━━ Dataset entries ━━

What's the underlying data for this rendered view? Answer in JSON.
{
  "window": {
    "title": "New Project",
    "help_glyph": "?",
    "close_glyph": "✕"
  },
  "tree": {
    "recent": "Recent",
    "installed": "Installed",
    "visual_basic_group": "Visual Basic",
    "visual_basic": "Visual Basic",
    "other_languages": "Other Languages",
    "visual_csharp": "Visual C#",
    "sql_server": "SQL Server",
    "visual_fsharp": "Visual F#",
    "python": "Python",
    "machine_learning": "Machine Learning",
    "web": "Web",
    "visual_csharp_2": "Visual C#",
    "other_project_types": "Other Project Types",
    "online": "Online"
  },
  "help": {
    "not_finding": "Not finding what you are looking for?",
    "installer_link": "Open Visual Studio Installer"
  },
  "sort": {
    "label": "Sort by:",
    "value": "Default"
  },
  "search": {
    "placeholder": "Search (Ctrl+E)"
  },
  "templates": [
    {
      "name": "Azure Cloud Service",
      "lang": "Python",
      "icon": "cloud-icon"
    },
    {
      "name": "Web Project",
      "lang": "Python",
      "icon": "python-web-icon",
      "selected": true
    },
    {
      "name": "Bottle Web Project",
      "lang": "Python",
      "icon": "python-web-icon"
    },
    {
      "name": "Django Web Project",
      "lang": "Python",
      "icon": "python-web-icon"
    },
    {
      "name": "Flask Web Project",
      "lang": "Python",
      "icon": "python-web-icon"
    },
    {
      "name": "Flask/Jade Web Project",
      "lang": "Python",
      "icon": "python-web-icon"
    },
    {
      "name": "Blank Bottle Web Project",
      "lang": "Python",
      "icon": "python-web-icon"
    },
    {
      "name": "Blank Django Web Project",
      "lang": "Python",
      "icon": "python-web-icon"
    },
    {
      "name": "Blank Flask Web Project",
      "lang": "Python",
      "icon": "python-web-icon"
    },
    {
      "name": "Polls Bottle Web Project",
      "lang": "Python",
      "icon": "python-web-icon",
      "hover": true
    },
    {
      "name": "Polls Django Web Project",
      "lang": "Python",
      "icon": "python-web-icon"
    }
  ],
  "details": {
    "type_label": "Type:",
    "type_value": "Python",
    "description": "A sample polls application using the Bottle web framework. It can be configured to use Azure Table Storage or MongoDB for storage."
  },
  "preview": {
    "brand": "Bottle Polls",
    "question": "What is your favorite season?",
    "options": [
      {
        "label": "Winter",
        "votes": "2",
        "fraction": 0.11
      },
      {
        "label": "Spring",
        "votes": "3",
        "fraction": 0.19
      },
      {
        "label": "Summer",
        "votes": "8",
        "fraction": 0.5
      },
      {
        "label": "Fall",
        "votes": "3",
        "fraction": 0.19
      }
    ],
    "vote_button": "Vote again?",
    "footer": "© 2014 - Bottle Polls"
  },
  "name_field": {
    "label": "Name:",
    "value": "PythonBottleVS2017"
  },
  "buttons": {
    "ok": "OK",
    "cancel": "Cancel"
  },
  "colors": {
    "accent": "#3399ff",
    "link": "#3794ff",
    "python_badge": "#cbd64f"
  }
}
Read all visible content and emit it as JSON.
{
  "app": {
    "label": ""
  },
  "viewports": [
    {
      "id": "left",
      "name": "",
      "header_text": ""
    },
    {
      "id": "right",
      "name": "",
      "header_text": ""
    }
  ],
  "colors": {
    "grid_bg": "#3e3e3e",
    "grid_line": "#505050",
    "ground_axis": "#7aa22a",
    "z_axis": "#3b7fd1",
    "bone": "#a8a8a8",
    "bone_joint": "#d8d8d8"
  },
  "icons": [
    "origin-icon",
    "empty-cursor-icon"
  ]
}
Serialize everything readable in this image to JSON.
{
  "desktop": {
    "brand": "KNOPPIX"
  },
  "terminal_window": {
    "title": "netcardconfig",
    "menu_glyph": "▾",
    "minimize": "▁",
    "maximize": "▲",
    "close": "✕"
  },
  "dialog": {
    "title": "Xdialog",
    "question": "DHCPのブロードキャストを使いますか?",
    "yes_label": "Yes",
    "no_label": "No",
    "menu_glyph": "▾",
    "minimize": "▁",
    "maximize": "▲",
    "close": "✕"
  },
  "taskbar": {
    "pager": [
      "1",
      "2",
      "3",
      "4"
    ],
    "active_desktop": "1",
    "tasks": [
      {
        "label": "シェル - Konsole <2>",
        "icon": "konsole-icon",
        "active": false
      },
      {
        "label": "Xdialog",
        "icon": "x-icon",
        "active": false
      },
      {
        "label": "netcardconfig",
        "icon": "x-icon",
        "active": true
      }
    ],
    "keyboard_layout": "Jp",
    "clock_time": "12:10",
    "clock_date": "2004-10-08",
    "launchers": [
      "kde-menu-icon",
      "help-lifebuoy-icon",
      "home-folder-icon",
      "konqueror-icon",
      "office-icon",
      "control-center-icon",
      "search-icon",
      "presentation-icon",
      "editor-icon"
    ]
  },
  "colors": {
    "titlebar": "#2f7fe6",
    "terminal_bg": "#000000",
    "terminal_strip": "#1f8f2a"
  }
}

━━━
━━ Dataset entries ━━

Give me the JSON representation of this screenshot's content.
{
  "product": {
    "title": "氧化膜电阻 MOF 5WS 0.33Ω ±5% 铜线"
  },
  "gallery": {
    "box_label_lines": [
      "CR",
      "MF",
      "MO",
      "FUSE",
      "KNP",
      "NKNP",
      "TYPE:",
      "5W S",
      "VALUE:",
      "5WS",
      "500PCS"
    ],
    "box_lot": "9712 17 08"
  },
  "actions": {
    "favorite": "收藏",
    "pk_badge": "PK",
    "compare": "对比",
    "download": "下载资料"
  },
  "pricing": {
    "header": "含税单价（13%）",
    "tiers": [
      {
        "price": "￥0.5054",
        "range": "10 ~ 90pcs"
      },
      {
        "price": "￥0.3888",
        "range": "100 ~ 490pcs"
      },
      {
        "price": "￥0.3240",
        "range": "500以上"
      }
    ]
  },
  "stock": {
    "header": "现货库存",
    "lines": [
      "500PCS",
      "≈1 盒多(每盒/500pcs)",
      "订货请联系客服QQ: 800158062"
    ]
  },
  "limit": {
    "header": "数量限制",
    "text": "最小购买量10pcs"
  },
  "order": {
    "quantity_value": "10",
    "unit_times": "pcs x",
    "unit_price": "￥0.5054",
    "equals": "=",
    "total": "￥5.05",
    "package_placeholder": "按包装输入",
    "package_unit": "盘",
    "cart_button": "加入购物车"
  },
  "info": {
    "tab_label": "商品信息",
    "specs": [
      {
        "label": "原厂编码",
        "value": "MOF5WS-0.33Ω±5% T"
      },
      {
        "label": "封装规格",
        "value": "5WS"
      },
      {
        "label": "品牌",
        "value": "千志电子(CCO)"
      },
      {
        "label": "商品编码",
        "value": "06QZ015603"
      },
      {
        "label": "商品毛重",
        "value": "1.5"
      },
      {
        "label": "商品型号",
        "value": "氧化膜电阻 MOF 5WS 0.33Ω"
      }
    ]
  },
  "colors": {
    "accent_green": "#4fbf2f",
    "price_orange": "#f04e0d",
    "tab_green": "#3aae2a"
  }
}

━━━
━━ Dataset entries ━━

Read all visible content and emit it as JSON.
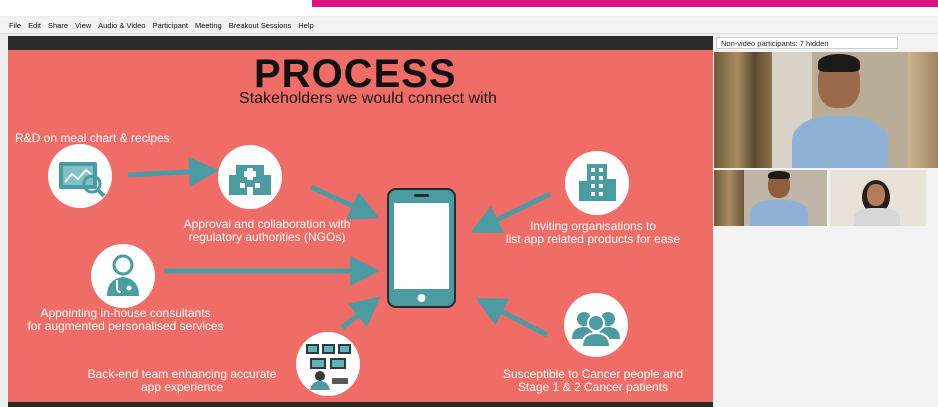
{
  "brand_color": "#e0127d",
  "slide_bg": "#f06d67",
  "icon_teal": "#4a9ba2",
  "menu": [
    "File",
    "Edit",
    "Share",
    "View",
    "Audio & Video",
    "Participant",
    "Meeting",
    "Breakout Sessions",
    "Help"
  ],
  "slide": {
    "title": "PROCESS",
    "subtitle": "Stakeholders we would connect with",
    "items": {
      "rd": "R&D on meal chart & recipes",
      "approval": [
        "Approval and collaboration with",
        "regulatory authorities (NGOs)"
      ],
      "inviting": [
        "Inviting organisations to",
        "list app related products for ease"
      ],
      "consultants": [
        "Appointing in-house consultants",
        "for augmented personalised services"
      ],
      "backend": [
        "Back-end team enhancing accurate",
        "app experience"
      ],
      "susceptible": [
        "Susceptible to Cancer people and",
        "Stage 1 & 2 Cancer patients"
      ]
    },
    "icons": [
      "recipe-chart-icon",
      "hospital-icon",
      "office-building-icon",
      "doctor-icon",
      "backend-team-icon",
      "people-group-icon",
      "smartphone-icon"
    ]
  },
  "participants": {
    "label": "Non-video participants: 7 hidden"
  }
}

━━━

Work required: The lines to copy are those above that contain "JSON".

Result:
What's the underlying data for this rendered view? Answer in JSON.
Read all visible content and emit it as JSON.
Serialize everything readable in this image to JSON.
Give me the JSON representation of this screenshot's content.
Read all visible content and emit it as JSON.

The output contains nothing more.